BEGIN EXTRACTED DATA

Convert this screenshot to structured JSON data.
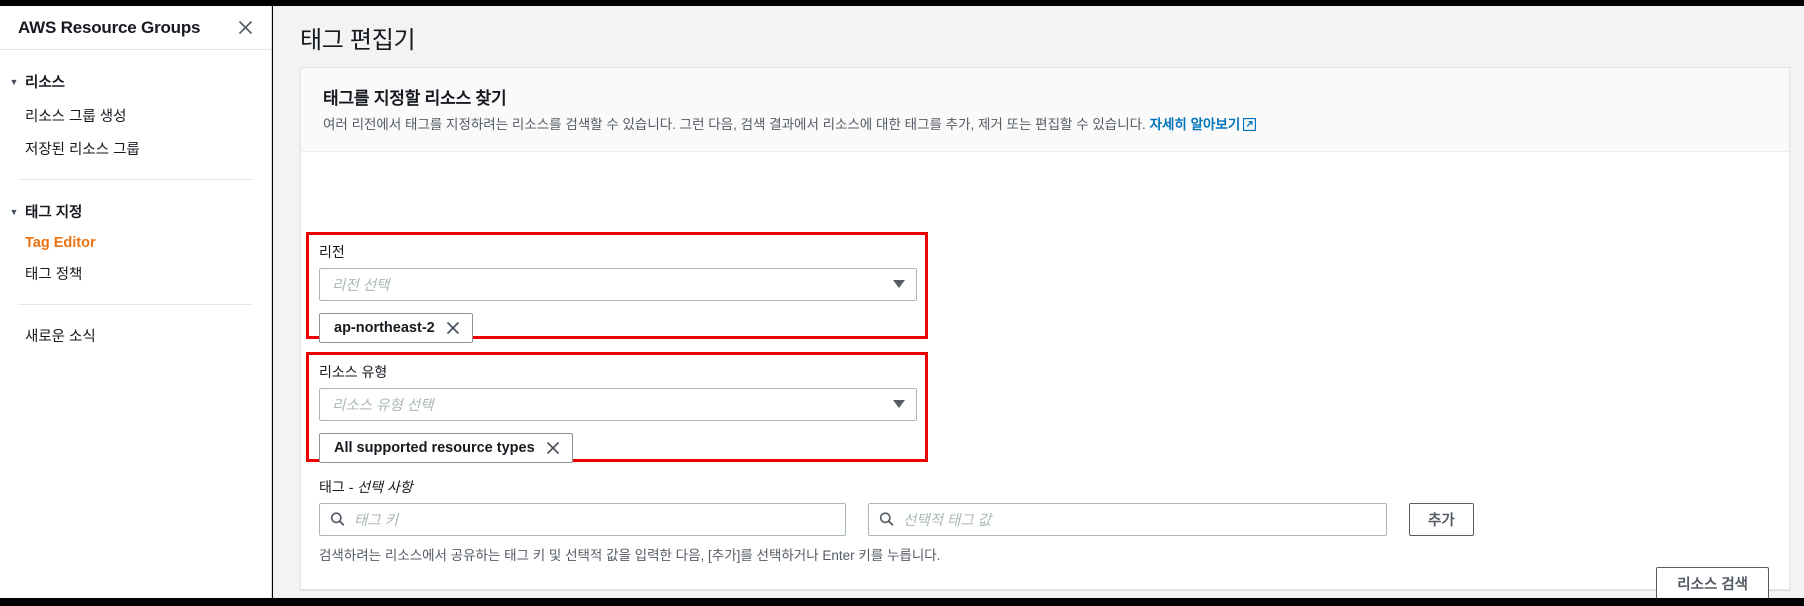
{
  "sidebar": {
    "title": "AWS Resource Groups",
    "close_icon": "close-icon",
    "groups": [
      {
        "label": "리소스",
        "caret": "▼",
        "items": [
          {
            "label": "리소스 그룹 생성",
            "active": false
          },
          {
            "label": "저장된 리소스 그룹",
            "active": false
          }
        ]
      },
      {
        "label": "태그 지정",
        "caret": "▼",
        "items": [
          {
            "label": "Tag Editor",
            "active": true
          },
          {
            "label": "태그 정책",
            "active": false
          }
        ]
      }
    ],
    "whats_new": "새로운 소식",
    "accent_color": "#ec7211"
  },
  "main": {
    "page_title": "태그 편집기",
    "card": {
      "title": "태그를 지정할 리소스 찾기",
      "description": "여러 리전에서 태그를 지정하려는 리소스를 검색할 수 있습니다. 그런 다음, 검색 결과에서 리소스에 대한 태그를 추가, 제거 또는 편집할 수 있습니다.",
      "learn_more": "자세히 알아보기",
      "learn_more_icon": "external-link-icon",
      "link_color": "#0073bb"
    },
    "region_section": {
      "label": "리전",
      "select_placeholder": "리전 선택",
      "dropdown_icon": "chevron-down-icon",
      "chips": [
        {
          "label": "ap-northeast-2",
          "remove_icon": "close-icon"
        }
      ],
      "highlight_color": "#ee0000"
    },
    "resource_type_section": {
      "label": "리소스 유형",
      "select_placeholder": "리소스 유형 선택",
      "dropdown_icon": "chevron-down-icon",
      "chips": [
        {
          "label": "All supported resource types",
          "remove_icon": "close-icon"
        }
      ],
      "highlight_color": "#ee0000"
    },
    "tags_section": {
      "label_main": "태그",
      "label_optional": "- 선택 사항",
      "key_placeholder": "태그 키",
      "key_value": "",
      "value_placeholder": "선택적 태그 값",
      "value_value": "",
      "search_icon": "search-icon",
      "add_button": "추가",
      "hint": "검색하려는 리소스에서 공유하는 태그 키 및 선택적 값을 입력한 다음, [추가]를 선택하거나 Enter 키를 누릅니다."
    },
    "footer": {
      "search_resources_button": "리소스 검색"
    }
  }
}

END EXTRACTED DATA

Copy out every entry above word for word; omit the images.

SOLUTION TO THIS PROBLEM:
Convert this screenshot to structured JSON data.
{
  "sidebar": {
    "title": "AWS Resource Groups",
    "close_icon": "close-icon",
    "groups": [
      {
        "label": "리소스",
        "caret": "▼",
        "items": [
          {
            "label": "리소스 그룹 생성",
            "active": false
          },
          {
            "label": "저장된 리소스 그룹",
            "active": false
          }
        ]
      },
      {
        "label": "태그 지정",
        "caret": "▼",
        "items": [
          {
            "label": "Tag Editor",
            "active": true
          },
          {
            "label": "태그 정책",
            "active": false
          }
        ]
      }
    ],
    "whats_new": "새로운 소식",
    "accent_color": "#ec7211"
  },
  "main": {
    "page_title": "태그 편집기",
    "card": {
      "title": "태그를 지정할 리소스 찾기",
      "description": "여러 리전에서 태그를 지정하려는 리소스를 검색할 수 있습니다. 그런 다음, 검색 결과에서 리소스에 대한 태그를 추가, 제거 또는 편집할 수 있습니다.",
      "learn_more": "자세히 알아보기",
      "learn_more_icon": "external-link-icon",
      "link_color": "#0073bb"
    },
    "region_section": {
      "label": "리전",
      "select_placeholder": "리전 선택",
      "dropdown_icon": "chevron-down-icon",
      "chips": [
        {
          "label": "ap-northeast-2",
          "remove_icon": "close-icon"
        }
      ],
      "highlight_color": "#ee0000"
    },
    "resource_type_section": {
      "label": "리소스 유형",
      "select_placeholder": "리소스 유형 선택",
      "dropdown_icon": "chevron-down-icon",
      "chips": [
        {
          "label": "All supported resource types",
          "remove_icon": "close-icon"
        }
      ],
      "highlight_color": "#ee0000"
    },
    "tags_section": {
      "label_main": "태그",
      "label_optional": "- 선택 사항",
      "key_placeholder": "태그 키",
      "key_value": "",
      "value_placeholder": "선택적 태그 값",
      "value_value": "",
      "search_icon": "search-icon",
      "add_button": "추가",
      "hint": "검색하려는 리소스에서 공유하는 태그 키 및 선택적 값을 입력한 다음, [추가]를 선택하거나 Enter 키를 누릅니다."
    },
    "footer": {
      "search_resources_button": "리소스 검색"
    }
  }
}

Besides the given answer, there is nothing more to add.